CDC: Unsafe Sex Common for HIV+ Men
After HIV Infection, 35% of Men Who Have Sex with Men Continue Unsafe Sex
WebMD News Archive
35% of HIV+ MSM Have Unsafe Sex continued...
This practice, called serosorting, is not truly safe. While it does prevent infection of uninfected partners, the practice spreads sexually transmitted diseases such as syphilis and gonorrhea. And even though a person already has HIV, that person can still catch a second, potentially more dangerous HIV strain.
One in 10 HIV-positive men in the Crepaz study and 23% of the HIV-positive men in the Mayer study reported unsafe sex with partners they knew to be HIV-negative. This suggests that men who know they carry HIV are less likely to have unprotected sex with uninfected partners if these partners have had a recent HIV test.
On the other hand, men seem to behave badly with men they meet on the Internet than they do when they meet at bars or gay-oriented events. Nearly two-thirds of MSM recruited online reported recent unsafe sex in the Crepaz study.
And the Mayer team found that men who reported substance use -- particularly methamphetamines -- were three times more likely to have a sexually transmitted disease (syphilis in nearly 80% of cases).
"This study really underscores the continued need for positive protection methods for men," Fenton said.
Fenton also called attention to a troubling study by CDC researcher Kate Buchacz, PhD, MPH, and colleagues.
The Buchacz study showed that half of MSM diagnosed with syphilis at STD clinics in three major cities -- Atlanta, San Francisco, and Los Angeles -- were also infected with HIV.
Each year, studies suggest, 3% to 4% of U.S. MSM get HIV. But Buchacz and colleagues found that more than 10% of men with syphilis infections had recent HIV infections, too.
"Syphilis in the U.S. is overwhelmingly concentrated in MSM," Fenton said. "This demonstrates the need for routine HIV testing and investigation of HIV-positive men for syphilis infection."
African-American MSM: Surprising New Data
The U.S. HIV epidemic first appeared among MSM -- and almost half of U.S. HIV infections are among MSM.

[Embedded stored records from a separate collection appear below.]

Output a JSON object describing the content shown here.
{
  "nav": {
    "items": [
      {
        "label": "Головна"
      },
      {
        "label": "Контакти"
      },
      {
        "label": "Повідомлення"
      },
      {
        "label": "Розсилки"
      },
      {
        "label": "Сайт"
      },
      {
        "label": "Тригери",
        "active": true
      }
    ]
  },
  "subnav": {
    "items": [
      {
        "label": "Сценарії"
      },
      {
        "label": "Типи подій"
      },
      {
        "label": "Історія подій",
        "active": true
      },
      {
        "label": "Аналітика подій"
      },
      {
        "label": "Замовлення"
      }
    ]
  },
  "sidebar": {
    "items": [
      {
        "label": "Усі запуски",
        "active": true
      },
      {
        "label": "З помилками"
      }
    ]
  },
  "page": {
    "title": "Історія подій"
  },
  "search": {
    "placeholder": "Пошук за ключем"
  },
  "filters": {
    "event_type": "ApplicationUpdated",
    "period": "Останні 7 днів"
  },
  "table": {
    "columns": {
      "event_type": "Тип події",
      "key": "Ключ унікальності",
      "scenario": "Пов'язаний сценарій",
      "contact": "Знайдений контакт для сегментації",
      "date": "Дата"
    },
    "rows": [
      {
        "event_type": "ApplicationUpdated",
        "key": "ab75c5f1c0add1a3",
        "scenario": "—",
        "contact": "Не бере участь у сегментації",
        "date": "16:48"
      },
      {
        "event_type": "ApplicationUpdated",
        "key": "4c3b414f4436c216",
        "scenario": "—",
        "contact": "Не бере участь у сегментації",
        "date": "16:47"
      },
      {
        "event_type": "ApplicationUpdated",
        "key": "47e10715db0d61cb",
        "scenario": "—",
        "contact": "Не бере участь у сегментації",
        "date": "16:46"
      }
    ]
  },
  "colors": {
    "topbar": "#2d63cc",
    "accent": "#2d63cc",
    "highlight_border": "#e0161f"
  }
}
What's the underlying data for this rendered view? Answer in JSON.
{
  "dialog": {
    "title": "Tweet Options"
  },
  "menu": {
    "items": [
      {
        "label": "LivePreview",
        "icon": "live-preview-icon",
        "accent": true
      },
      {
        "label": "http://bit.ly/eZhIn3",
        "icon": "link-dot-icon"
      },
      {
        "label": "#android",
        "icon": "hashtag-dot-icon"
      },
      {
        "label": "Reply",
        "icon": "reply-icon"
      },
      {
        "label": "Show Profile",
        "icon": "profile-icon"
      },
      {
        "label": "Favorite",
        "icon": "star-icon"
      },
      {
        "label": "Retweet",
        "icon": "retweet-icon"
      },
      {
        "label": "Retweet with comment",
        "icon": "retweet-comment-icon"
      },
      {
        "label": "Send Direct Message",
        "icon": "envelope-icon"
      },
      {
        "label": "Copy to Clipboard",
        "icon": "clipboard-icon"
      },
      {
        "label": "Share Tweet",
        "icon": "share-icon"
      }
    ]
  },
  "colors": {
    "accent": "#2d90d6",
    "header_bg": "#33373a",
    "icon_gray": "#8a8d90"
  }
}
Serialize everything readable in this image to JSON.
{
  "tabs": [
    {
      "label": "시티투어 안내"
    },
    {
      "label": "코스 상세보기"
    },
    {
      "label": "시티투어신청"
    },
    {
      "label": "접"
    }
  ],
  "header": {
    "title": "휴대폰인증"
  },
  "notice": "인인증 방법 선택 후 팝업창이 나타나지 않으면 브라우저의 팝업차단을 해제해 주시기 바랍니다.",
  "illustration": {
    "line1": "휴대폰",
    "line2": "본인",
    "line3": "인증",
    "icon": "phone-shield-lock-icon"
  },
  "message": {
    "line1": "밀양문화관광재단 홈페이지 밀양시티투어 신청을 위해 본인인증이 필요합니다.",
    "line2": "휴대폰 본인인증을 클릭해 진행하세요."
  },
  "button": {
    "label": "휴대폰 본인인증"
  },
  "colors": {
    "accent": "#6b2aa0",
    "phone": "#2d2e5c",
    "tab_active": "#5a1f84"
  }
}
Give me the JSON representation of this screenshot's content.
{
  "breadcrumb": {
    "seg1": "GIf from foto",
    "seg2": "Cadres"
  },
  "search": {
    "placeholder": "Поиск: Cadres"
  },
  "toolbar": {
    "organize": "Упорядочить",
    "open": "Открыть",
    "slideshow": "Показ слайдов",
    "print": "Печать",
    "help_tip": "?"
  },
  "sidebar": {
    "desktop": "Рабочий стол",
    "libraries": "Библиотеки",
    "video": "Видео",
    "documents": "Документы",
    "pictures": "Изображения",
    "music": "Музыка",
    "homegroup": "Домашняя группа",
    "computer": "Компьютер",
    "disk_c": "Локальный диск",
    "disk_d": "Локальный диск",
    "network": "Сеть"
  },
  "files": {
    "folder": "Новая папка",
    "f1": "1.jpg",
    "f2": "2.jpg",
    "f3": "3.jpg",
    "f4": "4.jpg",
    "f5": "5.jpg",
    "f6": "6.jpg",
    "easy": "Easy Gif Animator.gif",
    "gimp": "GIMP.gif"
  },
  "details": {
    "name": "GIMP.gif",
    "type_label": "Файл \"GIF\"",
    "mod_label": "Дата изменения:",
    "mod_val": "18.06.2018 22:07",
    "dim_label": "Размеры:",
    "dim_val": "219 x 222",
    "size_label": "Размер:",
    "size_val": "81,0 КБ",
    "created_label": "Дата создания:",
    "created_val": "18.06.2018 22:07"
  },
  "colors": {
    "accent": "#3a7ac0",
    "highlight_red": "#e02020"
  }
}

But America's HIV epidemic is vastly worse for African Americans than for any other racial or ethnic group. Half of U.S. HIV infections are among African Americans. And African-American men are seven times more likely to have HIV than white men are.